• **Web page and app entries**
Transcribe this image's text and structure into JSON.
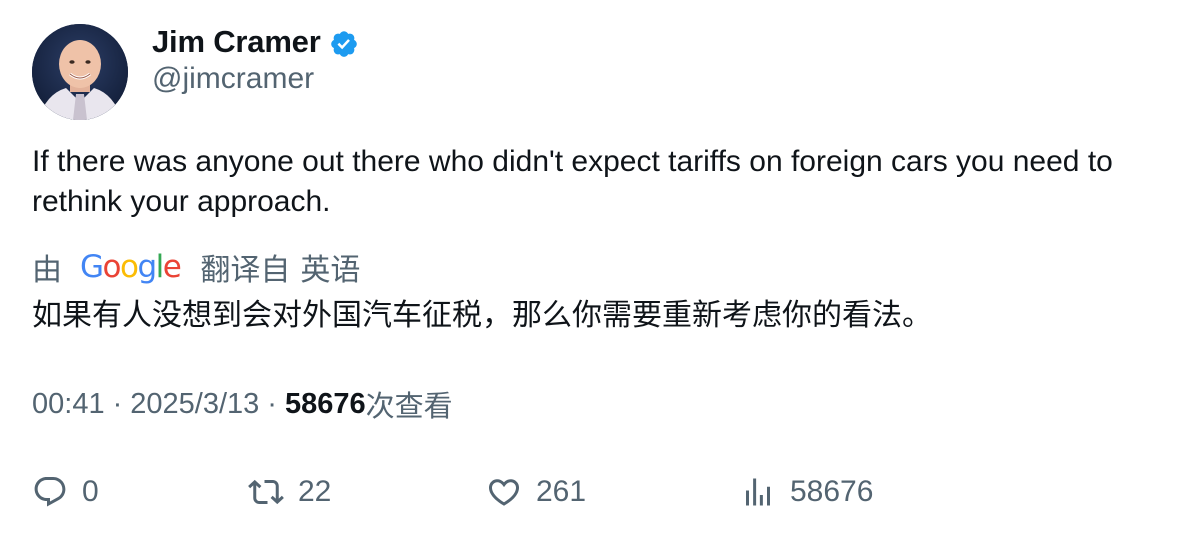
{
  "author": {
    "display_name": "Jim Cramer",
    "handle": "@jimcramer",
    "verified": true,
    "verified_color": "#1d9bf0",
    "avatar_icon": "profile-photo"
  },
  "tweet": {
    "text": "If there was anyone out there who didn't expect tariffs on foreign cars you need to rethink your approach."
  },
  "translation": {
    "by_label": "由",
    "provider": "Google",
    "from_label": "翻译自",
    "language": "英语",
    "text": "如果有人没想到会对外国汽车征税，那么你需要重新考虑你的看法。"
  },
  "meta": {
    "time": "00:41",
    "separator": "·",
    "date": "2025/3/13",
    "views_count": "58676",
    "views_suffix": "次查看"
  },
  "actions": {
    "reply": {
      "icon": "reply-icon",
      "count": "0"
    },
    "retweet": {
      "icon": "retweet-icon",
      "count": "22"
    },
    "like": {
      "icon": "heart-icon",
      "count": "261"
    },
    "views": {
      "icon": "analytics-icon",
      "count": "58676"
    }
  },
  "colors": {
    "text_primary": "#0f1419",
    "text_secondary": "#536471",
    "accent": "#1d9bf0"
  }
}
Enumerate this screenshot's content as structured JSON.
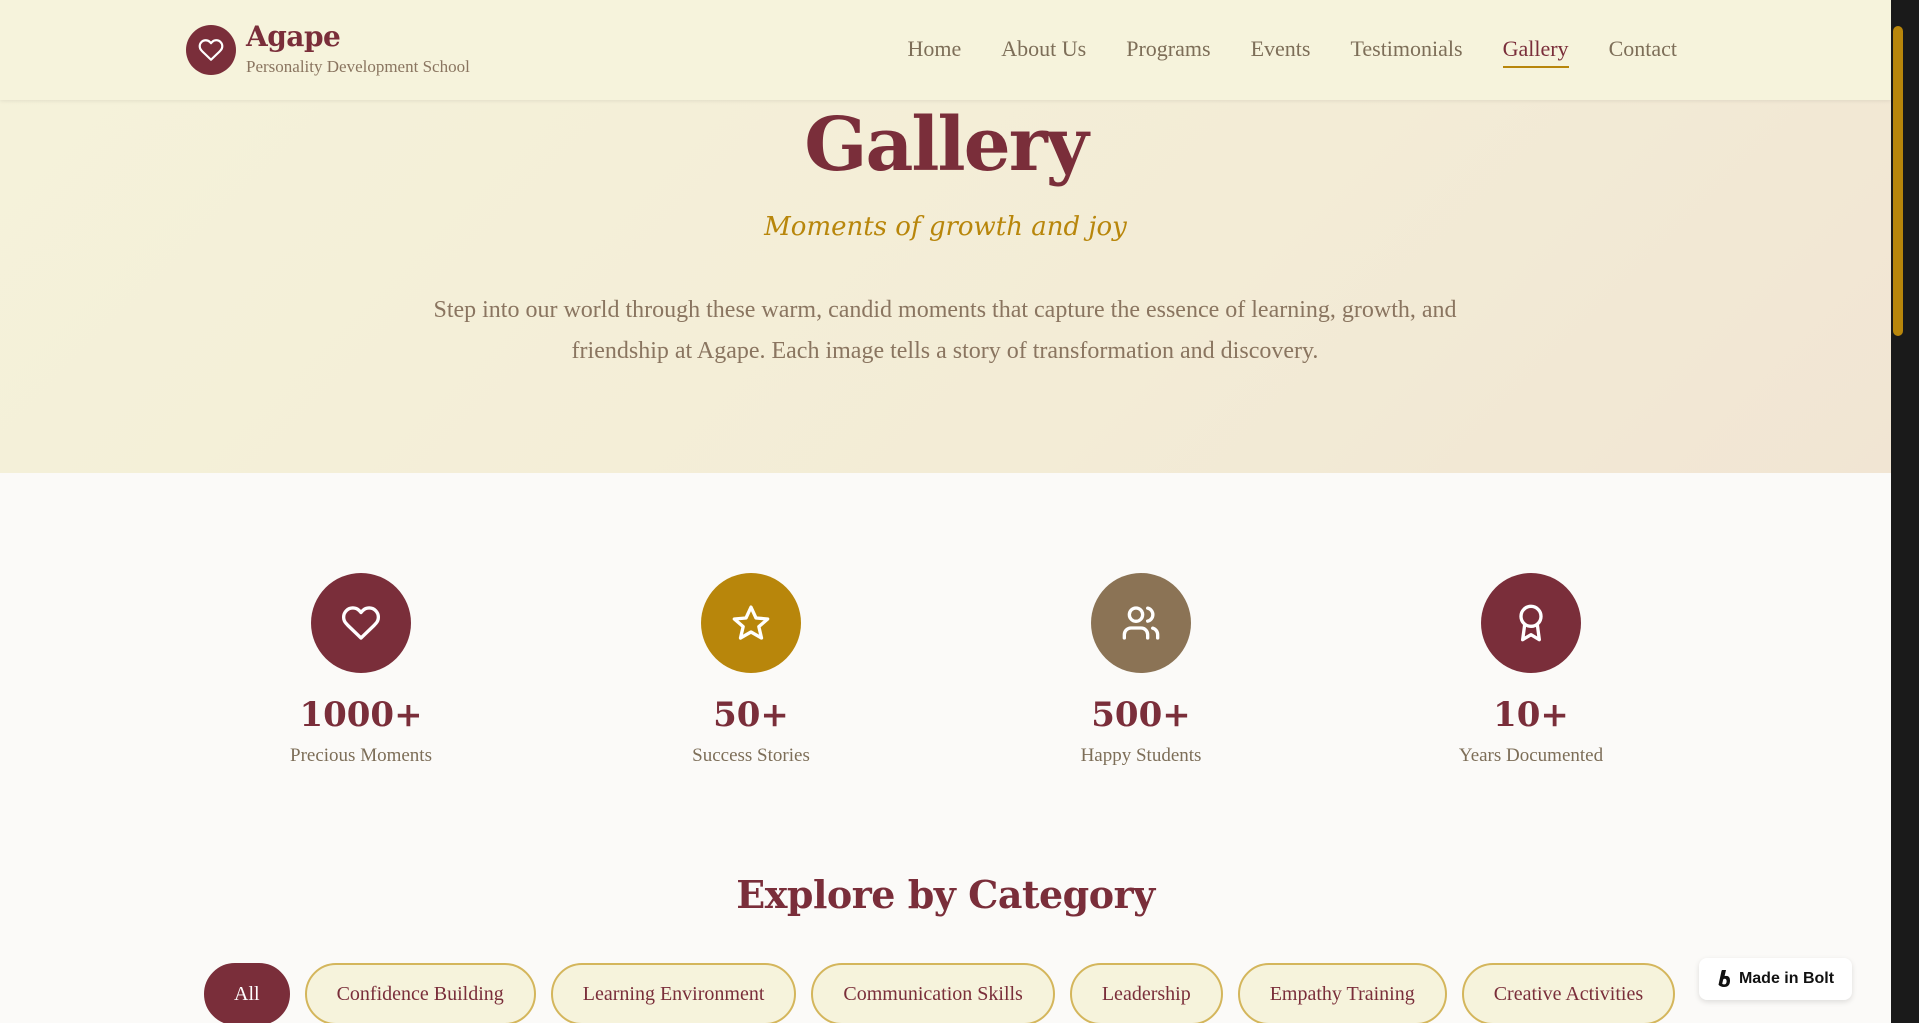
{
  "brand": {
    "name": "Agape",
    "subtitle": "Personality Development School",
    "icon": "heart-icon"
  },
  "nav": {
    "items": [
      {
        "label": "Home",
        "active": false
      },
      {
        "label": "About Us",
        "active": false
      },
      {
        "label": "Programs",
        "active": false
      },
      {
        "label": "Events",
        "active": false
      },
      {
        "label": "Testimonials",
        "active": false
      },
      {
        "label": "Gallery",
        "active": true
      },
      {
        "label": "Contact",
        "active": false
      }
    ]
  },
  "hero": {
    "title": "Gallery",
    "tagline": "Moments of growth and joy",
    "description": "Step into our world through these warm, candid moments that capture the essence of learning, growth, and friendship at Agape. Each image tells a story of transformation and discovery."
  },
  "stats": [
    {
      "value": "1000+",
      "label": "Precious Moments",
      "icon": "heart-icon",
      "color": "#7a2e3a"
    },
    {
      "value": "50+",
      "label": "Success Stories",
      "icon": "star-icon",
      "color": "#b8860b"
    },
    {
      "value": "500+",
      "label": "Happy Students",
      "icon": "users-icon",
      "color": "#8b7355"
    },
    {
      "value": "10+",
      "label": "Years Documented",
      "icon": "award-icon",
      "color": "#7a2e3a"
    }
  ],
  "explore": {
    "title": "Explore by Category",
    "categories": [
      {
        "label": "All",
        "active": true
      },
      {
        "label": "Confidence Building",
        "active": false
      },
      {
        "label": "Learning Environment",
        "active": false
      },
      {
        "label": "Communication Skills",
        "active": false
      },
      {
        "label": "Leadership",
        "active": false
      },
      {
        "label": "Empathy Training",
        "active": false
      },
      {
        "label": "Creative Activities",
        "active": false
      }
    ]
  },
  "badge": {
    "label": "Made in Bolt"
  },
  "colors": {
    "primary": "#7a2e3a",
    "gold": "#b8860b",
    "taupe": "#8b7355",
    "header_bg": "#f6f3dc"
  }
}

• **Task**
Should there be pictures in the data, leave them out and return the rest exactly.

• **Output for this exercise**
Transcribe this image's text and structure into JSON.
{
  "author": {
    "display_name": "Jim Cramer",
    "handle": "@jimcramer",
    "verified": true,
    "verified_color": "#1d9bf0",
    "avatar_icon": "profile-photo"
  },
  "tweet": {
    "text": "If there was anyone out there who didn't expect tariffs on foreign cars you need to rethink your approach."
  },
  "translation": {
    "by_label": "由",
    "provider": "Google",
    "from_label": "翻译自",
    "language": "英语",
    "text": "如果有人没想到会对外国汽车征税，那么你需要重新考虑你的看法。"
  },
  "meta": {
    "time": "00:41",
    "separator": "·",
    "date": "2025/3/13",
    "views_count": "58676",
    "views_suffix": "次查看"
  },
  "actions": {
    "reply": {
      "icon": "reply-icon",
      "count": "0"
    },
    "retweet": {
      "icon": "retweet-icon",
      "count": "22"
    },
    "like": {
      "icon": "heart-icon",
      "count": "261"
    },
    "views": {
      "icon": "analytics-icon",
      "count": "58676"
    }
  },
  "colors": {
    "text_primary": "#0f1419",
    "text_secondary": "#536471",
    "accent": "#1d9bf0"
  }
}
Enumerate this screenshot's content as structured JSON.
{
  "brand": {
    "name": "Agape",
    "subtitle": "Personality Development School",
    "icon": "heart-icon"
  },
  "nav": {
    "items": [
      {
        "label": "Home",
        "active": false
      },
      {
        "label": "About Us",
        "active": false
      },
      {
        "label": "Programs",
        "active": false
      },
      {
        "label": "Events",
        "active": false
      },
      {
        "label": "Testimonials",
        "active": false
      },
      {
        "label": "Gallery",
        "active": true
      },
      {
        "label": "Contact",
        "active": false
      }
    ]
  },
  "hero": {
    "title": "Gallery",
    "tagline": "Moments of growth and joy",
    "description": "Step into our world through these warm, candid moments that capture the essence of learning, growth, and friendship at Agape. Each image tells a story of transformation and discovery."
  },
  "stats": [
    {
      "value": "1000+",
      "label": "Precious Moments",
      "icon": "heart-icon",
      "color": "#7a2e3a"
    },
    {
      "value": "50+",
      "label": "Success Stories",
      "icon": "star-icon",
      "color": "#b8860b"
    },
    {
      "value": "500+",
      "label": "Happy Students",
      "icon": "users-icon",
      "color": "#8b7355"
    },
    {
      "value": "10+",
      "label": "Years Documented",
      "icon": "award-icon",
      "color": "#7a2e3a"
    }
  ],
  "explore": {
    "title": "Explore by Category",
    "categories": [
      {
        "label": "All",
        "active": true
      },
      {
        "label": "Confidence Building",
        "active": false
      },
      {
        "label": "Learning Environment",
        "active": false
      },
      {
        "label": "Communication Skills",
        "active": false
      },
      {
        "label": "Leadership",
        "active": false
      },
      {
        "label": "Empathy Training",
        "active": false
      },
      {
        "label": "Creative Activities",
        "active": false
      }
    ]
  },
  "badge": {
    "label": "Made in Bolt"
  },
  "colors": {
    "primary": "#7a2e3a",
    "gold": "#b8860b",
    "taupe": "#8b7355",
    "header_bg": "#f6f3dc"
  }
}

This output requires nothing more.